## YOUR GOAL
Look through the records and copy every line in which "Local" appears.

---------- DATASET RECORDS

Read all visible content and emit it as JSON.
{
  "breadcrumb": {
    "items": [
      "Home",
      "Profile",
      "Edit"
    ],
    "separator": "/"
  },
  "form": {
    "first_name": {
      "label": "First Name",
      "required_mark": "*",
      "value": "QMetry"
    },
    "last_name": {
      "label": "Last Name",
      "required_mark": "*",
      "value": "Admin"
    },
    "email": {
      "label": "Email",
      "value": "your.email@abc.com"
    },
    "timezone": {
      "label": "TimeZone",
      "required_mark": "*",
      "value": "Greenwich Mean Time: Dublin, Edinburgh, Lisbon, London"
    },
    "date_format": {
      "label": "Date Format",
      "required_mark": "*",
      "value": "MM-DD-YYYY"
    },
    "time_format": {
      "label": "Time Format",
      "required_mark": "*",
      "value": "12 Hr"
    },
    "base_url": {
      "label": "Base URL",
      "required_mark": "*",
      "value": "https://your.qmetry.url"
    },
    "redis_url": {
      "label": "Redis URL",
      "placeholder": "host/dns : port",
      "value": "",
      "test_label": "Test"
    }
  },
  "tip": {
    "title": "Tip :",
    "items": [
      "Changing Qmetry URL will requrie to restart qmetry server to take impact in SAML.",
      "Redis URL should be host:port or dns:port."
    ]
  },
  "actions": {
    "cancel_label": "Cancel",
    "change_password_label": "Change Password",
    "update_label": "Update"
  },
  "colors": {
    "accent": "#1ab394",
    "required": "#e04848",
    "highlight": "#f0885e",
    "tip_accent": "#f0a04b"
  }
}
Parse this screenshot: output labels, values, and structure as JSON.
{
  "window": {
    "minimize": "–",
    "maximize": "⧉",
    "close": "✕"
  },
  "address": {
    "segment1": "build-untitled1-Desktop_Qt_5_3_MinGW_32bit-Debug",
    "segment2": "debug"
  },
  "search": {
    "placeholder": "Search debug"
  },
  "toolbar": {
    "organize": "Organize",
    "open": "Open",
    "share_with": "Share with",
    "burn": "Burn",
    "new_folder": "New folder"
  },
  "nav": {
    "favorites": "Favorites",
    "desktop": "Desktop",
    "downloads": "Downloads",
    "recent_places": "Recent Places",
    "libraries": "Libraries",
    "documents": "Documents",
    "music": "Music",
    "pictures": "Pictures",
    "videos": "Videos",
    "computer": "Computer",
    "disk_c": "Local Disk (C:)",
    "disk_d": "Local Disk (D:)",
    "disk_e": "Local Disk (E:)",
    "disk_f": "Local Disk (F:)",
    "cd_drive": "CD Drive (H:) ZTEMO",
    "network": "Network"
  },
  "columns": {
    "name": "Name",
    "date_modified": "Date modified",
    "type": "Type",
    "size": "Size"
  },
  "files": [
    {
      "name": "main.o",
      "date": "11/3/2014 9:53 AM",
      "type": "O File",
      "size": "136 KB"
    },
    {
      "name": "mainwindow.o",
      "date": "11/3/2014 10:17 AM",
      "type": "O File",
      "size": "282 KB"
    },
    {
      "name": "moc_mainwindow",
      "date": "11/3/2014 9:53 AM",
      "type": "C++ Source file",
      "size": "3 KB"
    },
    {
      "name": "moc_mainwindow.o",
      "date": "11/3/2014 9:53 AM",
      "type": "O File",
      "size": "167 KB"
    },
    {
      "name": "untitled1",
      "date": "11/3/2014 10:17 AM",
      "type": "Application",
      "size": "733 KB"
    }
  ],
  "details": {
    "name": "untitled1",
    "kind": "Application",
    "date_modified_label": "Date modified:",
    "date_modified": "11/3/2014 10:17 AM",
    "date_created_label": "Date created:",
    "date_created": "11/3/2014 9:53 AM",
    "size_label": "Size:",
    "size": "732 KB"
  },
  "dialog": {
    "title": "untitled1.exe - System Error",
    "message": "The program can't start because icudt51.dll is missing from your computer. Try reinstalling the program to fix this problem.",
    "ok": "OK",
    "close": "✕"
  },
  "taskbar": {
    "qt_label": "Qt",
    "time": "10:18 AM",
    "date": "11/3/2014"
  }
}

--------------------

## PROBLEM SOLUTION
    "disk_c": "Local Disk (C:)",
    "disk_d": "Local Disk (D:)",
    "disk_e": "Local Disk (E:)",
    "disk_f": "Local Disk (F:)",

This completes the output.